“We become what we already are.” That is the fundamental paradox of the inner path, a koan, which can only be resolved by the union of a philosophy of becoming and a philosophy of being.
The philosophy of becoming describes the great order of the evolution of conciousness, the unfolding of human intelligence, its perfection. Ramesh Balsekar called it “conciousness in movement”. It also describes the dualism of the manifest, of the relative world, in which subject and object are opposed to each other: the seer and the seen, I and you. I and we. I and the world. I and the SELF. Man and God.
The philosophy of being describes the union beyond the world of phenomena. That-which-is, always was and always will be. Eternally. Non-duality. That which is not manifest. The absolute. Ramesh Balsekar called it “conciousness at rest”.
The highest philosophy is neither a philosophy of becoming, of the manifold, nor is it a philosophy of being, of union. It is a teaching of unification. A philosophy of BEING. Advaita, being the teaching of non-duality, can only be understood like this, because non-duality is neither duality nor unity. Sri Aurobindo called the teaching of unification integral yoga. The union of becoming and being, of the descending and the ascending paths, of yin and yang, of love and truth.

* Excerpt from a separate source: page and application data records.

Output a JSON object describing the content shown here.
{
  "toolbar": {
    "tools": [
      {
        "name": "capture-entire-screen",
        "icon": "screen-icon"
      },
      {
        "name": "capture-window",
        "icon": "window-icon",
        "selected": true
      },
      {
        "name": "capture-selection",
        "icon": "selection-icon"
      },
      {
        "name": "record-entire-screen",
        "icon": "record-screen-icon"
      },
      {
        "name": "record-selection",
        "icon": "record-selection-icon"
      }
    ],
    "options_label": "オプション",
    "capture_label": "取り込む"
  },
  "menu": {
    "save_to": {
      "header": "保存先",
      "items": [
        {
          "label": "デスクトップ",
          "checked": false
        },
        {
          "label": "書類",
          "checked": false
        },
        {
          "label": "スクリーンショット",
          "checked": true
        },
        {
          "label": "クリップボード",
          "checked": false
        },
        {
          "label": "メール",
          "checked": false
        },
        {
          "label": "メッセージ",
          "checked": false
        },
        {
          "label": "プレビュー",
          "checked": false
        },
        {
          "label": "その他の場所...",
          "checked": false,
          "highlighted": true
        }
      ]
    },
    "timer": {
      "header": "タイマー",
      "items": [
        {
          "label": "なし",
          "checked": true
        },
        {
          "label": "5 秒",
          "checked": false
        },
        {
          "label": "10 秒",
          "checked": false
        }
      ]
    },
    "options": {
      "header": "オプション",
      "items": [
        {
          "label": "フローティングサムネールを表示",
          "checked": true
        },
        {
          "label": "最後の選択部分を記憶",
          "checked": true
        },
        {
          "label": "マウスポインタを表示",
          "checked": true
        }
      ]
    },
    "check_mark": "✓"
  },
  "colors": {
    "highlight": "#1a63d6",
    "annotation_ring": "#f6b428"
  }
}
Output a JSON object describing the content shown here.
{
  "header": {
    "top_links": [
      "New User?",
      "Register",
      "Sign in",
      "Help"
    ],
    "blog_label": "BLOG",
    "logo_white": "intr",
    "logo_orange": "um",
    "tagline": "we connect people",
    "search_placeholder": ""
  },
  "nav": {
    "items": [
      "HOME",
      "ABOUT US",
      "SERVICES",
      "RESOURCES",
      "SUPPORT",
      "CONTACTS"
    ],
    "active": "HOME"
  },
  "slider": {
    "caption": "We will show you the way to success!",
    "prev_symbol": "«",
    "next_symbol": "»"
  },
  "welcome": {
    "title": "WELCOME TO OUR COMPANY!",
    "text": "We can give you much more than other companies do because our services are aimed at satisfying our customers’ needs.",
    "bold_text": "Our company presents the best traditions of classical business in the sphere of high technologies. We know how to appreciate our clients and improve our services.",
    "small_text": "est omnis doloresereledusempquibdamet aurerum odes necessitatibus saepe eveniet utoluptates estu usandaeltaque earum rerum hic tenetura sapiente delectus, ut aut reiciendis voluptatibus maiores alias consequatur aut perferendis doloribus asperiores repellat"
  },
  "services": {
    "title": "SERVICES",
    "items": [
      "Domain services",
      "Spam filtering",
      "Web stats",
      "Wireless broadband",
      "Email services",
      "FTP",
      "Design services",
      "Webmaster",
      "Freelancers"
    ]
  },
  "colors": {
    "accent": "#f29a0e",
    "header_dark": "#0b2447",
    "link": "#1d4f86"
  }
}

In order to walk on the path of the unfolding of the soul, “concious effort” (Gurdjieff) is needed at first. “This means a turn to the inside, a turn of the attention of 180 degrees inward. It initiates the treading of, the inner work of an inward-turned inner path.” (Intelligenz des Erwachens, p. 196). Ordinary man, people of the outer path, do not accomplish these efforts. Their inclination to comfort does not consider it necessary, their search for fulfillment drives them outside into the world. All human beings are seekers, but few are really seeking in the world that we call inside. Wisdom teachers of all times and traditions have unitedly been pointing to the inner gate. Only he who passes the inner gate, past the guardians who test him, finds bliss. A bliss of which the masters report to us, not to be confounded with the transient happiness of human love or other (transitorily) fulfilled wishes. A bliss of BEING. A bliss that neither comes, nor goes, because it is an immanent ‘taste’ of realised human nature. Even during painful experiences, the one who is conscious of himself does not lose this latent ‘taste of BEING’. All conscious efforts of the inner path that happen in pure intent will sooner or later uncover this ‘taste of BEING’.
“If you want to stay a normal person, just a seed of your own potential, then you do not need inner work....but if you want to live as a human being, then you have to exert a certain effort in order to recognize how inner work is the life-saving leash for real life”, writes spiritual teacher Almaas, who leads an inner school in the United States.
There are two formulated gaols of the inner path: firstly the ripening towards the state of human adulthood and secondly the awakening of man into his true nature. “The spiritual path is not for children”, that is how I sometimes describe the fact that the entrance into the spiritual sphere presupposes an adult human foundation. Thus a great part of applied inner work does not yet directly serve the awakening to the true SELF, but to remove mental and emotional obstacles that stem from an imagined, childlike past, so that the inner gaze - pure and clarified - can look at the essential, at the exploration of true being. Usually, only a relatively relaxed mind, only a relatively peaceful mind with little subconcious driving power is able to do this.
The most direct path, the ‘pathless path’, is the direct view of the absolute. The seeing of the SELF. Darshan. This radical, direct view, penetrates everything, even the concept of a path that has to be trodden: mysticism is the turn towards formless awareness. It is the innermost, the core of every religion, of every spiritual path. Indian wise man Ramana Maharshi taught as its sole means self-inquiry through the question who am I? I have called it great self-inquiry and opposed it to the small self-inquiry, which happens through the inner disciplines of the path. It asks: Who am I not? In an integral, unifying understanding, this inner practice of the path - the inner work- serves the unveiling, even the emptying of the mind's world and makes possible the mystical view. The small self-inquiry serves the great self-inquiry. Expressed in an image: If the sky is full of clouds, the awareness of the sky is at first limited, because consciousness is busy with the clouds, not with the sky. Whereas if the sky is free of clouds, then the inner view is also free.
The student: “Master, what are the stations of the path?” The master: “The search. The end of the search. The path. The end of the path. The path.”
Commentary: When the search is at an end, the path begins. When the path is at an end, the path begins.